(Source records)

=== Section Start ===

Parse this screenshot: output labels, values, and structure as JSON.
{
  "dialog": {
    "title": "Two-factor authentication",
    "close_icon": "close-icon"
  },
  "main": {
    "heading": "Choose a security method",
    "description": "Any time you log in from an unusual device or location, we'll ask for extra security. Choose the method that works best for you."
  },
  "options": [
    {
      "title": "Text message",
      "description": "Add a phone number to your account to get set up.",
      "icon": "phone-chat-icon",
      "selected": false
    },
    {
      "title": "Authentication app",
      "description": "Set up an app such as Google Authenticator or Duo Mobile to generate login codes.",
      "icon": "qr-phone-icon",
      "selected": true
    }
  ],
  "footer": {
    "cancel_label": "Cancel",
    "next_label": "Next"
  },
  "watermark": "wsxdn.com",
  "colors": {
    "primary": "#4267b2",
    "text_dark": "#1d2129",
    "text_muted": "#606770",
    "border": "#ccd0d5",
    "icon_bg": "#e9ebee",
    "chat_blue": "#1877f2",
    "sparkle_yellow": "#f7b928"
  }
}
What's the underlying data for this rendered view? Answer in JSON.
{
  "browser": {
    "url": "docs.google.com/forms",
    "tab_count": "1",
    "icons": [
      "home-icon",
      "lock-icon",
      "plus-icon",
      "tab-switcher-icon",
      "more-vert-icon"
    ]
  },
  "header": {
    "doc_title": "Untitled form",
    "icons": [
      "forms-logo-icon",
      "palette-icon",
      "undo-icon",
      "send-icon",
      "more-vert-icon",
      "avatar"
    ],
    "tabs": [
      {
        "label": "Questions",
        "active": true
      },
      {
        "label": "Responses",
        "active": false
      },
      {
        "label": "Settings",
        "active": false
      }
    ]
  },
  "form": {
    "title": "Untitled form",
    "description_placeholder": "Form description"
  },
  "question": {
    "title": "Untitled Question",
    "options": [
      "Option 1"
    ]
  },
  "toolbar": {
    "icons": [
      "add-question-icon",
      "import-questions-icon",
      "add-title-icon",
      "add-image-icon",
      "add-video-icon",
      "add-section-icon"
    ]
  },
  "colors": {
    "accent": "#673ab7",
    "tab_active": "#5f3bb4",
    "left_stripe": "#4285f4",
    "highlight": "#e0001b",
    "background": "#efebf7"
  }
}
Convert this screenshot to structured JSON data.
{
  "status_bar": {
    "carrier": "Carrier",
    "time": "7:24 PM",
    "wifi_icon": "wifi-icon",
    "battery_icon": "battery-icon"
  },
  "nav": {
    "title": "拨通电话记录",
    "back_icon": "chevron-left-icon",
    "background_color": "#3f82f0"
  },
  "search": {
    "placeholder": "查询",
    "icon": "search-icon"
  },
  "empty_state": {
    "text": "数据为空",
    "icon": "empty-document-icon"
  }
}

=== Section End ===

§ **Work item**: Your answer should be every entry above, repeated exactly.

§ **Expected answer**:
Parse this screenshot: output labels, values, and structure as JSON.
{
  "dialog": {
    "title": "Two-factor authentication",
    "close_icon": "close-icon"
  },
  "main": {
    "heading": "Choose a security method",
    "description": "Any time you log in from an unusual device or location, we'll ask for extra security. Choose the method that works best for you."
  },
  "options": [
    {
      "title": "Text message",
      "description": "Add a phone number to your account to get set up.",
      "icon": "phone-chat-icon",
      "selected": false
    },
    {
      "title": "Authentication app",
      "description": "Set up an app such as Google Authenticator or Duo Mobile to generate login codes.",
      "icon": "qr-phone-icon",
      "selected": true
    }
  ],
  "footer": {
    "cancel_label": "Cancel",
    "next_label": "Next"
  },
  "watermark": "wsxdn.com",
  "colors": {
    "primary": "#4267b2",
    "text_dark": "#1d2129",
    "text_muted": "#606770",
    "border": "#ccd0d5",
    "icon_bg": "#e9ebee",
    "chat_blue": "#1877f2",
    "sparkle_yellow": "#f7b928"
  }
}
What's the underlying data for this rendered view? Answer in JSON.
{
  "browser": {
    "url": "docs.google.com/forms",
    "tab_count": "1",
    "icons": [
      "home-icon",
      "lock-icon",
      "plus-icon",
      "tab-switcher-icon",
      "more-vert-icon"
    ]
  },
  "header": {
    "doc_title": "Untitled form",
    "icons": [
      "forms-logo-icon",
      "palette-icon",
      "undo-icon",
      "send-icon",
      "more-vert-icon",
      "avatar"
    ],
    "tabs": [
      {
        "label": "Questions",
        "active": true
      },
      {
        "label": "Responses",
        "active": false
      },
      {
        "label": "Settings",
        "active": false
      }
    ]
  },
  "form": {
    "title": "Untitled form",
    "description_placeholder": "Form description"
  },
  "question": {
    "title": "Untitled Question",
    "options": [
      "Option 1"
    ]
  },
  "toolbar": {
    "icons": [
      "add-question-icon",
      "import-questions-icon",
      "add-title-icon",
      "add-image-icon",
      "add-video-icon",
      "add-section-icon"
    ]
  },
  "colors": {
    "accent": "#673ab7",
    "tab_active": "#5f3bb4",
    "left_stripe": "#4285f4",
    "highlight": "#e0001b",
    "background": "#efebf7"
  }
}
Convert this screenshot to structured JSON data.
{
  "status_bar": {
    "carrier": "Carrier",
    "time": "7:24 PM",
    "wifi_icon": "wifi-icon",
    "battery_icon": "battery-icon"
  },
  "nav": {
    "title": "拨通电话记录",
    "back_icon": "chevron-left-icon",
    "background_color": "#3f82f0"
  },
  "search": {
    "placeholder": "查询",
    "icon": "search-icon"
  },
  "empty_state": {
    "text": "数据为空",
    "icon": "empty-document-icon"
  }
}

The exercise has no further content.